Task prompt:
Please filter the data down to the lines that include the word "JSON" and copy them.

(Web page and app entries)

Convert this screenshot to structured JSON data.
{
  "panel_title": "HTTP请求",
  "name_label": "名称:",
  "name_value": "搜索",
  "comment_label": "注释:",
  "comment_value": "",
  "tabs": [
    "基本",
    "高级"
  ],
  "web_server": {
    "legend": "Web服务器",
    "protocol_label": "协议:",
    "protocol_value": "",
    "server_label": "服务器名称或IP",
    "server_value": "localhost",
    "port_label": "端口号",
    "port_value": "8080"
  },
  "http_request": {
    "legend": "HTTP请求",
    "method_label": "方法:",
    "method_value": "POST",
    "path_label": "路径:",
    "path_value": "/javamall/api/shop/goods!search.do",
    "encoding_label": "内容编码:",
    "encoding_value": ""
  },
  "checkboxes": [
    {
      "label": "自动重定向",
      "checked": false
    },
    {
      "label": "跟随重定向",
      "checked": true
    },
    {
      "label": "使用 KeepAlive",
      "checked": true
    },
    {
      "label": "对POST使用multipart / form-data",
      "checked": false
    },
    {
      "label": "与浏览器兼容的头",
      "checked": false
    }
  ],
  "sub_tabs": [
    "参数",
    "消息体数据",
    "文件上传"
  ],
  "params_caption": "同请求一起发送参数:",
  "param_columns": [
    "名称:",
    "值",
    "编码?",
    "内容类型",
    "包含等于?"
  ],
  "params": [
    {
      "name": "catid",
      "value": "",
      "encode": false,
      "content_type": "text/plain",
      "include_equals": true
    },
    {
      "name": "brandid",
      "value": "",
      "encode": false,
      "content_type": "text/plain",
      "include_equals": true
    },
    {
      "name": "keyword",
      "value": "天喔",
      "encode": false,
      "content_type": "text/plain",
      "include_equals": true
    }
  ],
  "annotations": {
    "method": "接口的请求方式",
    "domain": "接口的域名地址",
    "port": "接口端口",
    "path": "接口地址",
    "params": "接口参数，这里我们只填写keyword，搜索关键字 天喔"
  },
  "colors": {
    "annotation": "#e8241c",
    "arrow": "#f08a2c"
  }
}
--
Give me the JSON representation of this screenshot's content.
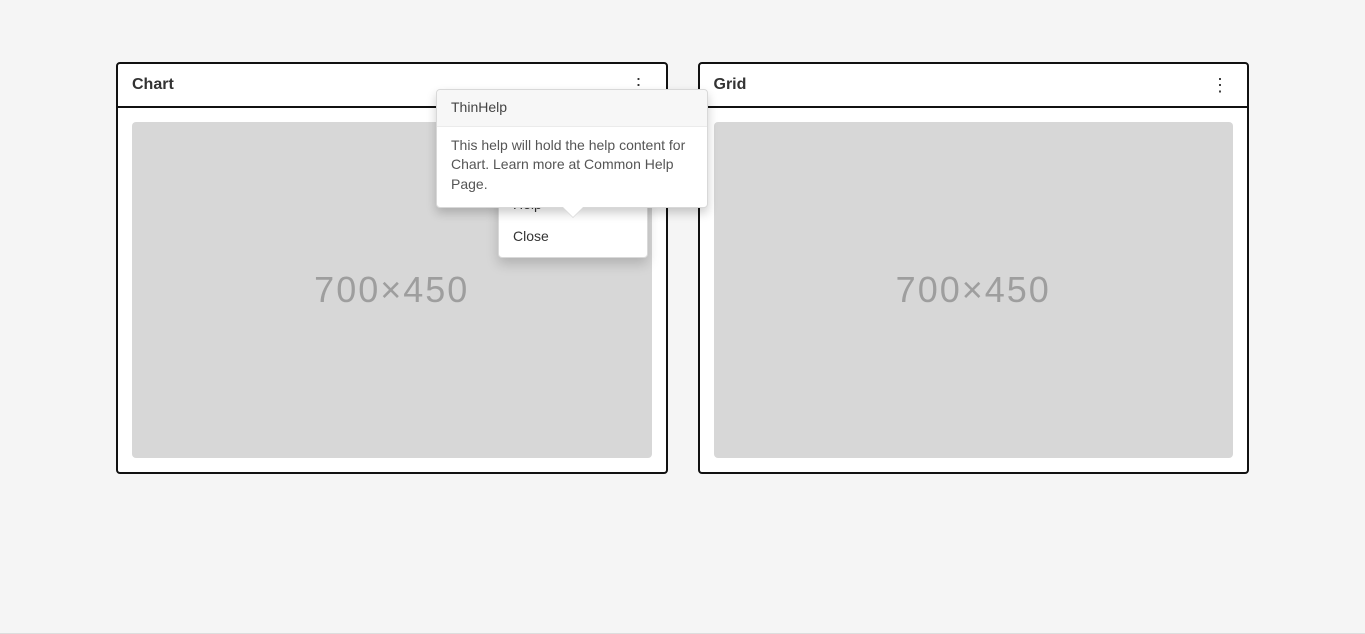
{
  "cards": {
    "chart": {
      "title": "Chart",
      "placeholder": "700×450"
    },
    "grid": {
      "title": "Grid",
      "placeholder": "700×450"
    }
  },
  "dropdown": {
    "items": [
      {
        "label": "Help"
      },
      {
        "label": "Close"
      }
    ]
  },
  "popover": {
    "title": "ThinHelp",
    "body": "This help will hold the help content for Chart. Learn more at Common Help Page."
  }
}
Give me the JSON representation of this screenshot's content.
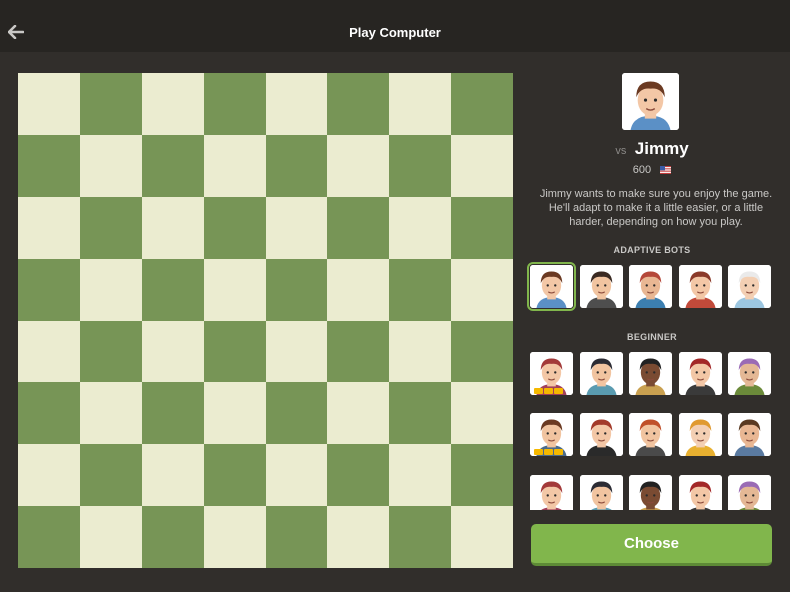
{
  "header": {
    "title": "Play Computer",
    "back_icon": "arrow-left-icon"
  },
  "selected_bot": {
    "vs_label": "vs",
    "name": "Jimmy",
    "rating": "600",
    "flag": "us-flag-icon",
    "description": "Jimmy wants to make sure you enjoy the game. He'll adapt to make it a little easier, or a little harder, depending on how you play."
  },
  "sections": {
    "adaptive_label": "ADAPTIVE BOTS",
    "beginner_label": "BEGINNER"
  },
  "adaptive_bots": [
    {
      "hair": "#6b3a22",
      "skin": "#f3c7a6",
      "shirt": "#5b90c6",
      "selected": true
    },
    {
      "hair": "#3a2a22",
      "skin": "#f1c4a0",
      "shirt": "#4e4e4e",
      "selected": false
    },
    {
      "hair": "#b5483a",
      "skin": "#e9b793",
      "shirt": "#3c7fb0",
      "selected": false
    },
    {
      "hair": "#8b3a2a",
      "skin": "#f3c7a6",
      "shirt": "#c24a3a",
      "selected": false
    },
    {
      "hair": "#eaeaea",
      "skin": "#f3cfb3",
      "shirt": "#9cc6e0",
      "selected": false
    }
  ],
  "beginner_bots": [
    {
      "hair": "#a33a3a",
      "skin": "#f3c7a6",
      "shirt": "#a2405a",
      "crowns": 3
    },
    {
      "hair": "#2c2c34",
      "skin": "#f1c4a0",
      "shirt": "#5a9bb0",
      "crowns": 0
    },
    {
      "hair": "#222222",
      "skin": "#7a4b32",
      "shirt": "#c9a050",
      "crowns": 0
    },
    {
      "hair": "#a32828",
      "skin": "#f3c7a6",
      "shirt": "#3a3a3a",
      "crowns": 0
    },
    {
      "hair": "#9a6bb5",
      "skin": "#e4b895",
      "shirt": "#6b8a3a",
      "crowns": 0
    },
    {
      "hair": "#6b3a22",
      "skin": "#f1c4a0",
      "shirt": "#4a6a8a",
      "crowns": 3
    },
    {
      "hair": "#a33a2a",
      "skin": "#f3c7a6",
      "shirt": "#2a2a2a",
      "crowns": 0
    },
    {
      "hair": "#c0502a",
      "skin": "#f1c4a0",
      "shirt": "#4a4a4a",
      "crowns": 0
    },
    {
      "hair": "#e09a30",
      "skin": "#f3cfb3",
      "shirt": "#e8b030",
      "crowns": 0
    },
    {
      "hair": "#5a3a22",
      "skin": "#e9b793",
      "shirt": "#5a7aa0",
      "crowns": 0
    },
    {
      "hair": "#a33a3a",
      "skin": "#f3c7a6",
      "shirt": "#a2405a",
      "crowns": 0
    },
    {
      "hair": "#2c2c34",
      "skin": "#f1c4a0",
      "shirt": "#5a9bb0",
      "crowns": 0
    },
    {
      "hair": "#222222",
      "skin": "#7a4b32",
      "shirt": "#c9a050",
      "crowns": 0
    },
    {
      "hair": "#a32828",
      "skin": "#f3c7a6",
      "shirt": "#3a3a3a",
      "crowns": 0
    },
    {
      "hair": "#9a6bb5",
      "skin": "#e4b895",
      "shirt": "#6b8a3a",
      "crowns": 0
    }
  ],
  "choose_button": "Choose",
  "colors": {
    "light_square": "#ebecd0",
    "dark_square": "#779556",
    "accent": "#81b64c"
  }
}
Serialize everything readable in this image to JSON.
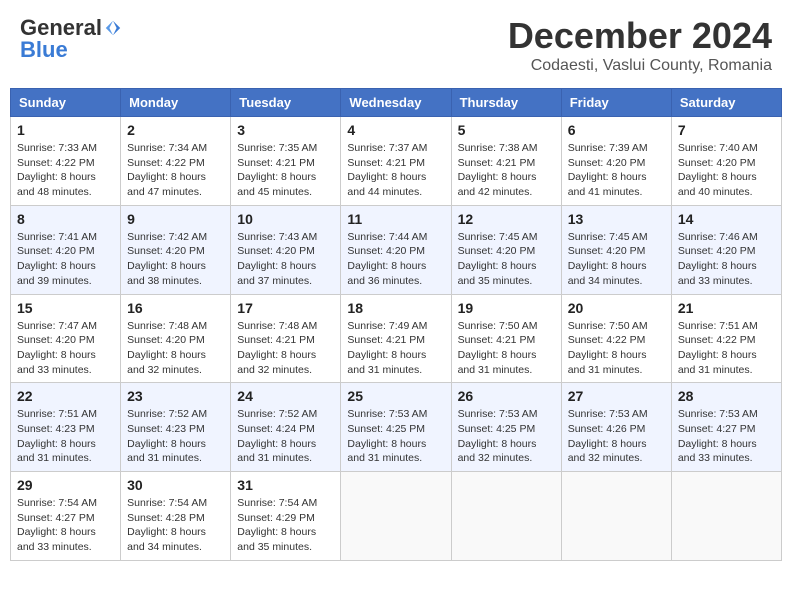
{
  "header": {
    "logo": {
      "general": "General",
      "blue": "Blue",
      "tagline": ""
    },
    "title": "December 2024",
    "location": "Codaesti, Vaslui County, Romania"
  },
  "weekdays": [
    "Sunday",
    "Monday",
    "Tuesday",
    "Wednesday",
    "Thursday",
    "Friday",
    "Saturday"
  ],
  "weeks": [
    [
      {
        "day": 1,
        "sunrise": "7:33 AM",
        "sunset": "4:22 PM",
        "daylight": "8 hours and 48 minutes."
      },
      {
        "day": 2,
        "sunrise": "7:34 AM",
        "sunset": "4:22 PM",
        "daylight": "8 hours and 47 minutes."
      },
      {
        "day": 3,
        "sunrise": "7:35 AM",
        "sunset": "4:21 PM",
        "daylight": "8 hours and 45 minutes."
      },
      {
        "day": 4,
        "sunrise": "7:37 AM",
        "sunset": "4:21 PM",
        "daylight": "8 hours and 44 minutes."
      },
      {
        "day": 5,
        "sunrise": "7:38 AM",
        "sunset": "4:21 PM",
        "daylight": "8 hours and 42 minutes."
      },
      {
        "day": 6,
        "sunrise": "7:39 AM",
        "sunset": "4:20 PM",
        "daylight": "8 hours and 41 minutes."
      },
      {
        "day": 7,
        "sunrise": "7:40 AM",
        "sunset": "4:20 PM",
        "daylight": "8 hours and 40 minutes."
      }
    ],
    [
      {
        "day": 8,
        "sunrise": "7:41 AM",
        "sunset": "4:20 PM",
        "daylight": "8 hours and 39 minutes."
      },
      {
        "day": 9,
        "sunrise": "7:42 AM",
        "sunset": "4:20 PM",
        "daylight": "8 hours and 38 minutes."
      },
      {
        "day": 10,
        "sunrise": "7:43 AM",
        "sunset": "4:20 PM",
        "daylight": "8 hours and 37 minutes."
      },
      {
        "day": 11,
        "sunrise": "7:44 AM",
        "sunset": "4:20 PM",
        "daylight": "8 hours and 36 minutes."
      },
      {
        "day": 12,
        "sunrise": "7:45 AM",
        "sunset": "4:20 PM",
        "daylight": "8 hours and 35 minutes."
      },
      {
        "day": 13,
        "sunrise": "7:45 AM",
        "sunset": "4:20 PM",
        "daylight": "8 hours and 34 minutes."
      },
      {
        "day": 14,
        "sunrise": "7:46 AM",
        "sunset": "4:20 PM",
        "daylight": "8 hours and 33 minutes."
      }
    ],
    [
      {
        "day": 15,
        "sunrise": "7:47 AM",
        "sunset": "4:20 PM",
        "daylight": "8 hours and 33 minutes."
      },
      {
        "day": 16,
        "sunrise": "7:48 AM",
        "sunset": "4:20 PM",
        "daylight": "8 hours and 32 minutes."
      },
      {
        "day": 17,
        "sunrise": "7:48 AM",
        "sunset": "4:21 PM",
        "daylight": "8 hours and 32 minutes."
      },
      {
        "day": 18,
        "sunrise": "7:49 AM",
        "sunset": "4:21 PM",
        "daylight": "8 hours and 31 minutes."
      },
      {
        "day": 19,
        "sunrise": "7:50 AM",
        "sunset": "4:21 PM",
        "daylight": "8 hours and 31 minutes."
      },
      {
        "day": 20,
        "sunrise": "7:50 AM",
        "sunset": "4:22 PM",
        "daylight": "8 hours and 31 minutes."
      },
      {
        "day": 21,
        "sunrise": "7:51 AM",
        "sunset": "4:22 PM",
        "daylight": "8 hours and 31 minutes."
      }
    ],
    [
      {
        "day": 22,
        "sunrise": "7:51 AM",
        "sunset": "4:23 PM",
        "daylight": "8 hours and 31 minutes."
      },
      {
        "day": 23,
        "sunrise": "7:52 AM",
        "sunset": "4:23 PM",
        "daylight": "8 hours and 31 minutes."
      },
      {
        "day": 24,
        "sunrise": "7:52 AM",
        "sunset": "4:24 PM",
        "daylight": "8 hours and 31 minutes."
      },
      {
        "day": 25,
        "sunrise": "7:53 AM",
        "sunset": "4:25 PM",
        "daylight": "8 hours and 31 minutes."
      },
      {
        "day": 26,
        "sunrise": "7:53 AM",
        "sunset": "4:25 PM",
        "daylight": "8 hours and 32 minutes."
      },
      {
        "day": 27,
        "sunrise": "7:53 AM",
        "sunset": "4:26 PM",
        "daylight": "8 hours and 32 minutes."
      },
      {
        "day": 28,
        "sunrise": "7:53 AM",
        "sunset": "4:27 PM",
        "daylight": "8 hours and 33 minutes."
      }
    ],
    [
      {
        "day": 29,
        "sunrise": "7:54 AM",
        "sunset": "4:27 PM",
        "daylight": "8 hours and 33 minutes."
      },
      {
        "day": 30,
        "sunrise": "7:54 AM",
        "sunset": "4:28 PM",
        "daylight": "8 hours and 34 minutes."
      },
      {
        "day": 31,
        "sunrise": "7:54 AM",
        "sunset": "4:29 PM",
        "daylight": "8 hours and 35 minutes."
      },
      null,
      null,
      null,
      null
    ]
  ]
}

Task answer:
Convert this screenshot to structured JSON data.
Give me the JSON representation of this screenshot's content.
Give me the JSON representation of this screenshot's content.
Serialize everything readable in this image to JSON.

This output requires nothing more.